(Work request): Reproduce the entire listing exactly as written, apart from its pictures.

(Data supplied):
=-=-=-=-=

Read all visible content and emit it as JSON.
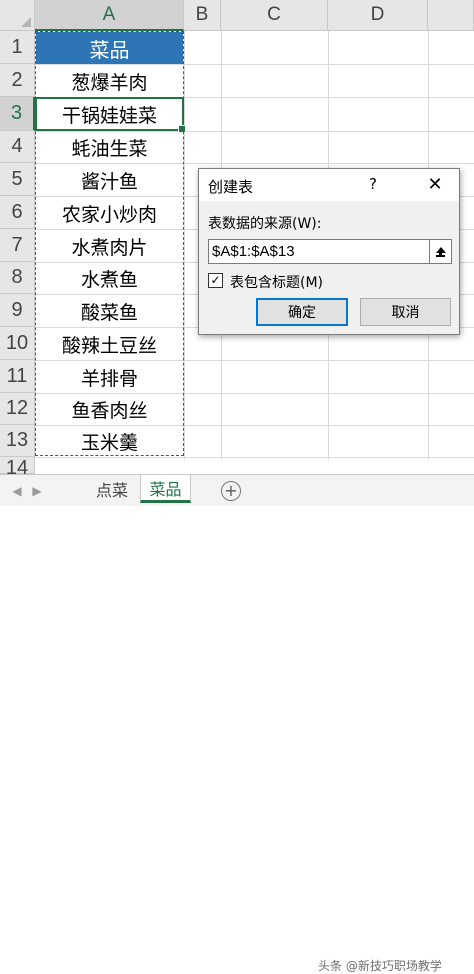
{
  "spreadsheet": {
    "columns": [
      "A",
      "B",
      "C",
      "D"
    ],
    "rows": [
      "1",
      "2",
      "3",
      "4",
      "5",
      "6",
      "7",
      "8",
      "9",
      "10",
      "11",
      "12",
      "13",
      "14"
    ],
    "header_cell": "菜品",
    "cells": [
      "葱爆羊肉",
      "干锅娃娃菜",
      "蚝油生菜",
      "酱汁鱼",
      "农家小炒肉",
      "水煮肉片",
      "水煮鱼",
      "酸菜鱼",
      "酸辣土豆丝",
      "羊排骨",
      "鱼香肉丝",
      "玉米羹"
    ],
    "header_color": "#2e75b6",
    "selection_color": "#217346"
  },
  "dialog": {
    "title": "创建表",
    "help": "?",
    "close": "✕",
    "source_label": "表数据的来源(W):",
    "range_value": "$A$1:$A$13",
    "checkbox_label": "表包含标题(M)",
    "checkbox_checked": true,
    "checkmark": "✓",
    "ok": "确定",
    "cancel": "取消"
  },
  "tabs": {
    "items": [
      "点菜",
      "菜品"
    ],
    "active": "菜品",
    "add": "+"
  },
  "watermark": "头条 @新技巧职场教学"
}
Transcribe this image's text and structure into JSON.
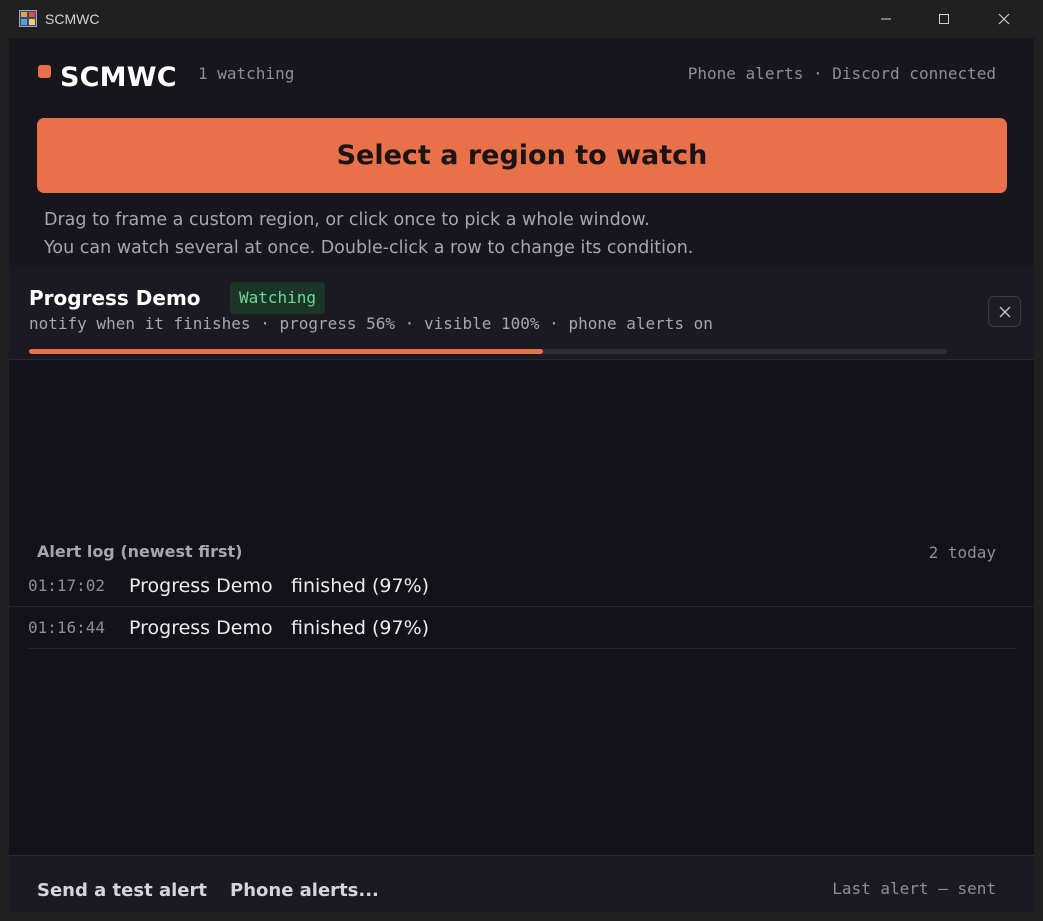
{
  "window": {
    "title": "SCMWC",
    "icon": "app-icon",
    "controls": [
      "minimize-icon",
      "maximize-icon",
      "close-icon"
    ]
  },
  "header": {
    "logo_text": "SCMWC",
    "watching_count": "1 watching",
    "connection_status": "Phone alerts · Discord connected"
  },
  "select_button": {
    "label": "Select a region to watch"
  },
  "help": {
    "line1": "Drag to frame a custom region, or click once to pick a whole window.",
    "line2": "You can watch several at once. Double-click a row to change its condition."
  },
  "watches": [
    {
      "name": "Progress Demo",
      "status": "Watching",
      "meta": "notify when it finishes · progress 56% · visible 100% · phone alerts on",
      "progress": 0.56
    }
  ],
  "alert_log": {
    "title": "Alert log (newest first)",
    "count": "2 today",
    "entries": [
      {
        "time": "01:17:02",
        "name": "Progress Demo",
        "message": "finished (97%)"
      },
      {
        "time": "01:16:44",
        "name": "Progress Demo",
        "message": "finished (97%)"
      }
    ]
  },
  "footer": {
    "test_alert_label": "Send a test alert",
    "phone_alerts_label": "Phone alerts...",
    "last_alert": "Last alert — sent"
  },
  "colors": {
    "accent": "#e8714a",
    "background": "#131218",
    "panel": "#1b1a22",
    "badge_bg": "#1b3527",
    "badge_text": "#6bd99a"
  }
}
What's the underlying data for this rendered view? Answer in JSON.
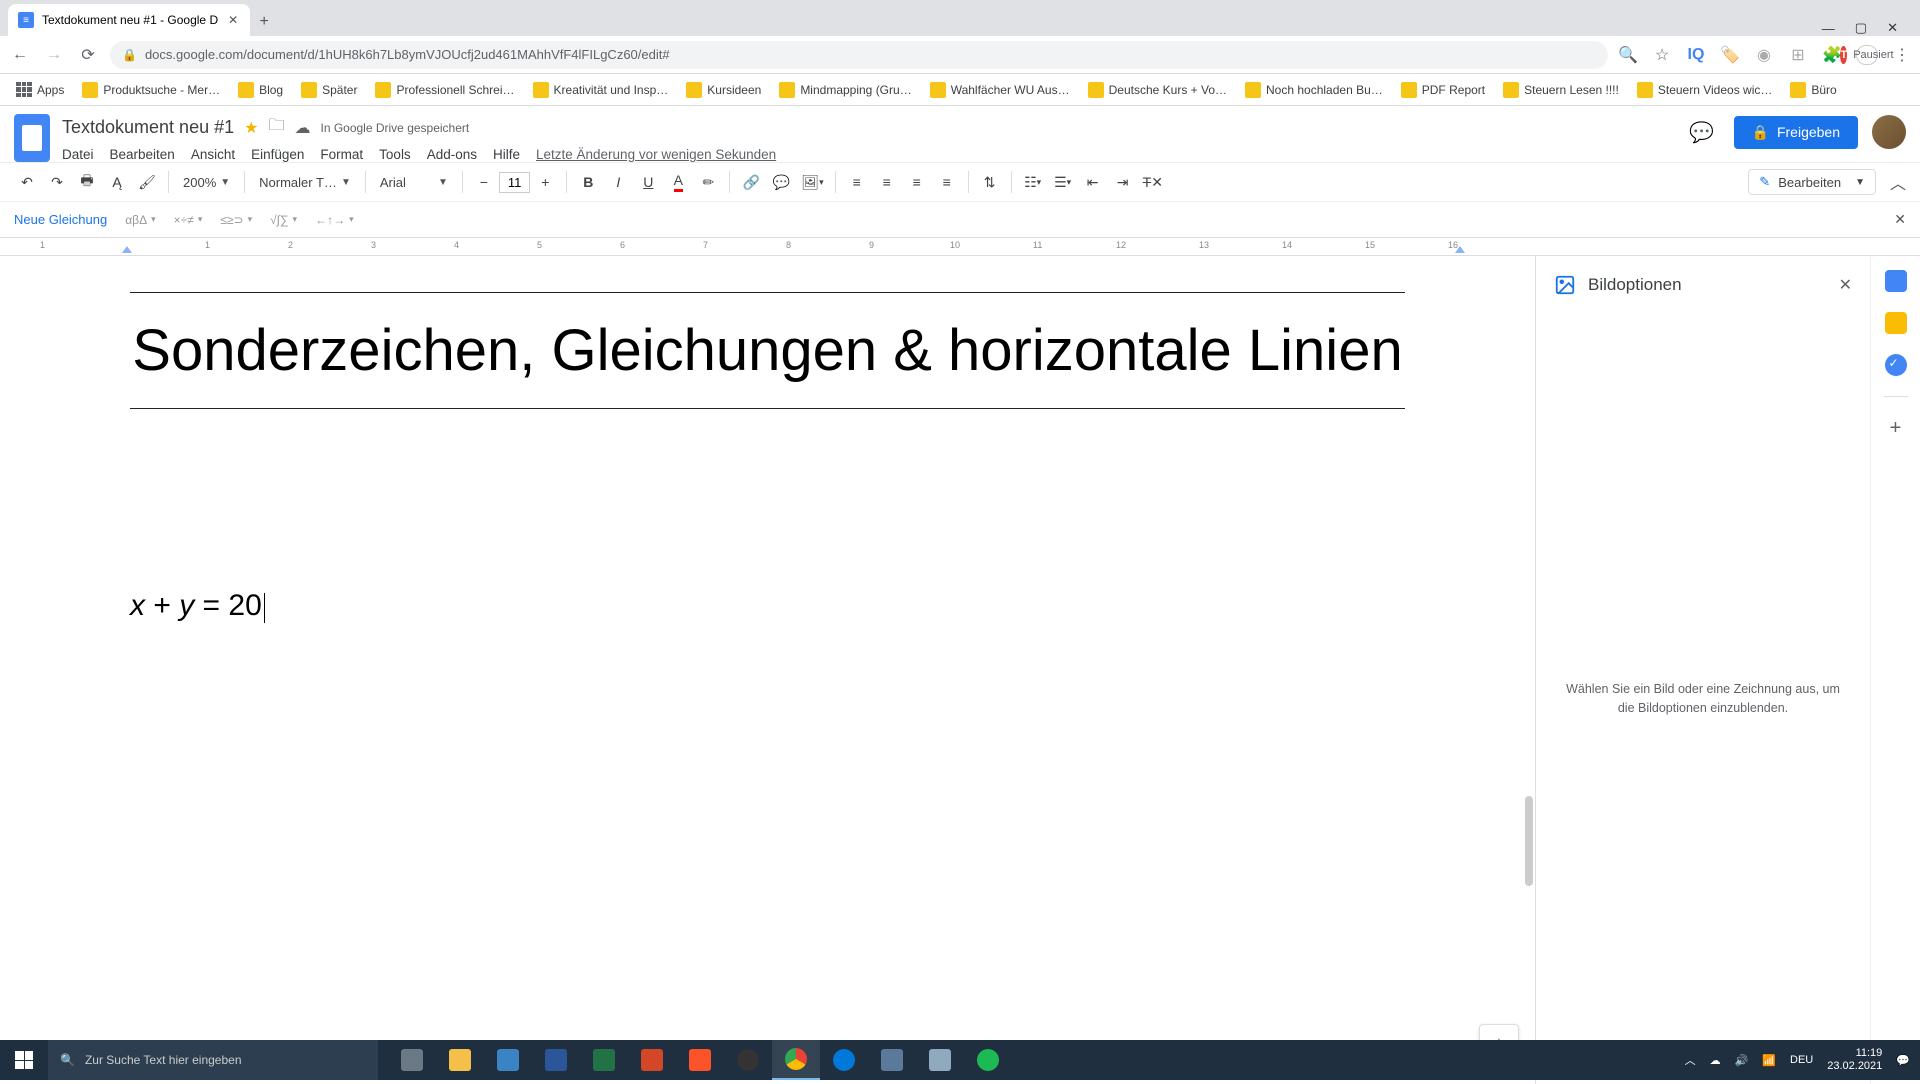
{
  "browser": {
    "tab_title": "Textdokument neu #1 - Google D",
    "url": "docs.google.com/document/d/1hUH8k6h7Lb8ymVJOUcfj2ud461MAhhVfF4lFILgCz60/edit#",
    "pausiert": "Pausiert"
  },
  "bookmarks": {
    "apps": "Apps",
    "items": [
      "Produktsuche - Mer…",
      "Blog",
      "Später",
      "Professionell Schrei…",
      "Kreativität und Insp…",
      "Kursideen",
      "Mindmapping  (Gru…",
      "Wahlfächer WU Aus…",
      "Deutsche Kurs + Vo…",
      "Noch hochladen Bu…",
      "PDF Report",
      "Steuern Lesen !!!!",
      "Steuern Videos wic…",
      "Büro"
    ]
  },
  "docs": {
    "title": "Textdokument neu #1",
    "saved": "In Google Drive gespeichert",
    "menu": {
      "file": "Datei",
      "edit": "Bearbeiten",
      "view": "Ansicht",
      "insert": "Einfügen",
      "format": "Format",
      "tools": "Tools",
      "addons": "Add-ons",
      "help": "Hilfe"
    },
    "last_edit": "Letzte Änderung vor wenigen Sekunden",
    "share": "Freigeben"
  },
  "toolbar": {
    "zoom": "200%",
    "style": "Normaler T…",
    "font": "Arial",
    "font_size": "11",
    "edit_mode": "Bearbeiten"
  },
  "equation": {
    "new": "Neue Gleichung",
    "g1": "αβΔ",
    "g2": "×÷≠",
    "g3": "≤≥⊃",
    "g4": "√∫∑",
    "g5": "←↑→"
  },
  "ruler": {
    "ticks": [
      "1",
      "1",
      "2",
      "3",
      "4",
      "5",
      "6",
      "7",
      "8",
      "9",
      "10",
      "11",
      "12",
      "13",
      "14",
      "15",
      "16"
    ]
  },
  "document": {
    "heading": "Sonderzeichen, Gleichungen & horizontale Linien",
    "equation_x": "x",
    "equation_plus": " + ",
    "equation_y": "y",
    "equation_eq": " = ",
    "equation_val": "20"
  },
  "sidepanel": {
    "title": "Bildoptionen",
    "empty": "Wählen Sie ein Bild oder eine Zeichnung aus, um die Bildoptionen einzublenden."
  },
  "taskbar": {
    "search_placeholder": "Zur Suche Text hier eingeben",
    "lang": "DEU",
    "time": "11:19",
    "date": "23.02.2021"
  }
}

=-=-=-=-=

(Task output):
Read all visible content and emit it as JSON.
{
  "spreadsheet": {
    "columns": [
      "A",
      "B",
      "C",
      "D"
    ],
    "rows": [
      "1",
      "2",
      "3",
      "4",
      "5",
      "6",
      "7",
      "8",
      "9",
      "10",
      "11",
      "12",
      "13",
      "14"
    ],
    "header_cell": "菜品",
    "cells": [
      "葱爆羊肉",
      "干锅娃娃菜",
      "蚝油生菜",
      "酱汁鱼",
      "农家小炒肉",
      "水煮肉片",
      "水煮鱼",
      "酸菜鱼",
      "酸辣土豆丝",
      "羊排骨",
      "鱼香肉丝",
      "玉米羹"
    ],
    "header_color": "#2e75b6",
    "selection_color": "#217346"
  },
  "dialog": {
    "title": "创建表",
    "help": "?",
    "close": "✕",
    "source_label": "表数据的来源(W):",
    "range_value": "$A$1:$A$13",
    "checkbox_label": "表包含标题(M)",
    "checkbox_checked": true,
    "checkmark": "✓",
    "ok": "确定",
    "cancel": "取消"
  },
  "tabs": {
    "items": [
      "点菜",
      "菜品"
    ],
    "active": "菜品",
    "add": "+"
  },
  "watermark": "头条 @新技巧职场教学"
}
Transcribe this image's text and structure into JSON.
{
  "window": {
    "title": "SCMWC",
    "icon": "app-icon",
    "controls": [
      "minimize-icon",
      "maximize-icon",
      "close-icon"
    ]
  },
  "header": {
    "logo_text": "SCMWC",
    "watching_count": "1 watching",
    "connection_status": "Phone alerts · Discord connected"
  },
  "select_button": {
    "label": "Select a region to watch"
  },
  "help": {
    "line1": "Drag to frame a custom region, or click once to pick a whole window.",
    "line2": "You can watch several at once. Double-click a row to change its condition."
  },
  "watches": [
    {
      "name": "Progress Demo",
      "status": "Watching",
      "meta": "notify when it finishes · progress 56% · visible 100% · phone alerts on",
      "progress": 0.56
    }
  ],
  "alert_log": {
    "title": "Alert log (newest first)",
    "count": "2 today",
    "entries": [
      {
        "time": "01:17:02",
        "name": "Progress Demo",
        "message": "finished (97%)"
      },
      {
        "time": "01:16:44",
        "name": "Progress Demo",
        "message": "finished (97%)"
      }
    ]
  },
  "footer": {
    "test_alert_label": "Send a test alert",
    "phone_alerts_label": "Phone alerts...",
    "last_alert": "Last alert — sent"
  },
  "colors": {
    "accent": "#e8714a",
    "background": "#131218",
    "panel": "#1b1a22",
    "badge_bg": "#1b3527",
    "badge_text": "#6bd99a"
  }
}
What's the underlying data for this rendered view? Answer in JSON.
{
  "browser": {
    "tab_title": "Textdokument neu #1 - Google D",
    "url": "docs.google.com/document/d/1hUH8k6h7Lb8ymVJOUcfj2ud461MAhhVfF4lFILgCz60/edit#",
    "pausiert": "Pausiert"
  },
  "bookmarks": {
    "apps": "Apps",
    "items": [
      "Produktsuche - Mer…",
      "Blog",
      "Später",
      "Professionell Schrei…",
      "Kreativität und Insp…",
      "Kursideen",
      "Mindmapping  (Gru…",
      "Wahlfächer WU Aus…",
      "Deutsche Kurs + Vo…",
      "Noch hochladen Bu…",
      "PDF Report",
      "Steuern Lesen !!!!",
      "Steuern Videos wic…",
      "Büro"
    ]
  },
  "docs": {
    "title": "Textdokument neu #1",
    "saved": "In Google Drive gespeichert",
    "menu": {
      "file": "Datei",
      "edit": "Bearbeiten",
      "view": "Ansicht",
      "insert": "Einfügen",
      "format": "Format",
      "tools": "Tools",
      "addons": "Add-ons",
      "help": "Hilfe"
    },
    "last_edit": "Letzte Änderung vor wenigen Sekunden",
    "share": "Freigeben"
  },
  "toolbar": {
    "zoom": "200%",
    "style": "Normaler T…",
    "font": "Arial",
    "font_size": "11",
    "edit_mode": "Bearbeiten"
  },
  "equation": {
    "new": "Neue Gleichung",
    "g1": "αβΔ",
    "g2": "×÷≠",
    "g3": "≤≥⊃",
    "g4": "√∫∑",
    "g5": "←↑→"
  },
  "ruler": {
    "ticks": [
      "1",
      "1",
      "2",
      "3",
      "4",
      "5",
      "6",
      "7",
      "8",
      "9",
      "10",
      "11",
      "12",
      "13",
      "14",
      "15",
      "16"
    ]
  },
  "document": {
    "heading": "Sonderzeichen, Gleichungen & horizontale Linien",
    "equation_x": "x",
    "equation_plus": " + ",
    "equation_y": "y",
    "equation_eq": " = ",
    "equation_val": "20"
  },
  "sidepanel": {
    "title": "Bildoptionen",
    "empty": "Wählen Sie ein Bild oder eine Zeichnung aus, um die Bildoptionen einzublenden."
  },
  "taskbar": {
    "search_placeholder": "Zur Suche Text hier eingeben",
    "lang": "DEU",
    "time": "11:19",
    "date": "23.02.2021"
  }
}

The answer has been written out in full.